Yesterday, what is dubbed as the “Fastest two minutes in sports” took place. The 140th Kentucky Derby, held in Louisville, is one amazing event – something everyone should have on his or her bucket list. This is especially true if it is done in style, as in going along with the Official Watch and Timekeeper of the Kentucky Derby – which is Longines. From the beginning of the festivities (which start with the Taste of Derby, that we wrote about here) to the final most important 2 minutes of racing, the Kentucky Derby weekend is filled with horses, celebrities, glamour and excitement.
By today, the news is long out that California Chrome won the Derby (yes, I bet my $2 on him and won a whopping $6), and that a true long shot came in as one of the top three. What is interesting is being part of the fanfare, the glory and the losses. We had the unique opportunity to go into the paddocks, to watch the horses being readied for the races, and to walk the famed tunnel that leads from the paddocks to the track. Sort of surreal, the experience was awesome and even if you are not a horse lover you quickly open your heart to these beautiful and amazing animals. You sense the urgency of the moment and feel the electricity of the jockeys and the owners as they also prepare. Each race is a stepping stone and so every race is important.
Later in the day, we had a couple of other grand opportunities: we were invited to the Winner’s Circle party at the Kentucky Derby Museum – where the very gracious owners of California Chrome, along with the trainer and the jockey, accepted their trophies and were presented with Longines Conquest (how fitting) watches.

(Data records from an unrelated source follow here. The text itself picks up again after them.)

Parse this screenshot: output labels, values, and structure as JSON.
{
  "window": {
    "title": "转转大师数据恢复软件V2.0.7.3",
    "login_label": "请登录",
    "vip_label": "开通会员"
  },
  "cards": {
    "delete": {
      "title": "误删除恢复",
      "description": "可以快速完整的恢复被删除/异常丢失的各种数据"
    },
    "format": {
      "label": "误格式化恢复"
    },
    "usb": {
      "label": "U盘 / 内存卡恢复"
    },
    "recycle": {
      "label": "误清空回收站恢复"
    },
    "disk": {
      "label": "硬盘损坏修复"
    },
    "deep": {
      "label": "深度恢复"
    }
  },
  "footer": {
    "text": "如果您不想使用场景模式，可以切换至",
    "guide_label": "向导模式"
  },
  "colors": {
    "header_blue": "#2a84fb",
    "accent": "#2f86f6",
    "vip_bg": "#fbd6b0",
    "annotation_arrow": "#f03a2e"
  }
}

Following this grand party, we walked the Churchill Downs complex at dusk. It was the end of the day and the Downs was now emptied and deserted except for the trash that lay scattered about on the ground and the memories and emotions of the day that lingered in the air.
I walked silently, taking it all in, appreciating the magnitude of the fact that this was not just a horse race, this was a lifetime of dreams, desires, disappointment and more for owners, trainers, jockeys and horses. This was an institution that has become legend.
This 140th running of the Kentucky Derby and Kentucky Oaks races is the first in what is referred to as the Triple Crown of thoroughbred racing. Next we move on to Baltimore, MD, for the Preakness Stakes and then to New York for the Belmont Stakes– all of which witness Longines as the official Timekeeper.
At the Kentucky Derby (where Longines was also the Entitlement Partner of the Longines Kentucky Oaks 140 that is the races and festivities that take place the day before the Derby), Longines had a strong presence throughout the racetrack and Churchill Downs’ events with tall free-standing clocks throughout the Churchill Downs facilities, a digital Longines Kentucky Derby Countdown Clock on Churchill Downs’ track and more. The same will hold true at the two upcoming races. Please enjoy the additonal images below from the Kentucky Derby day.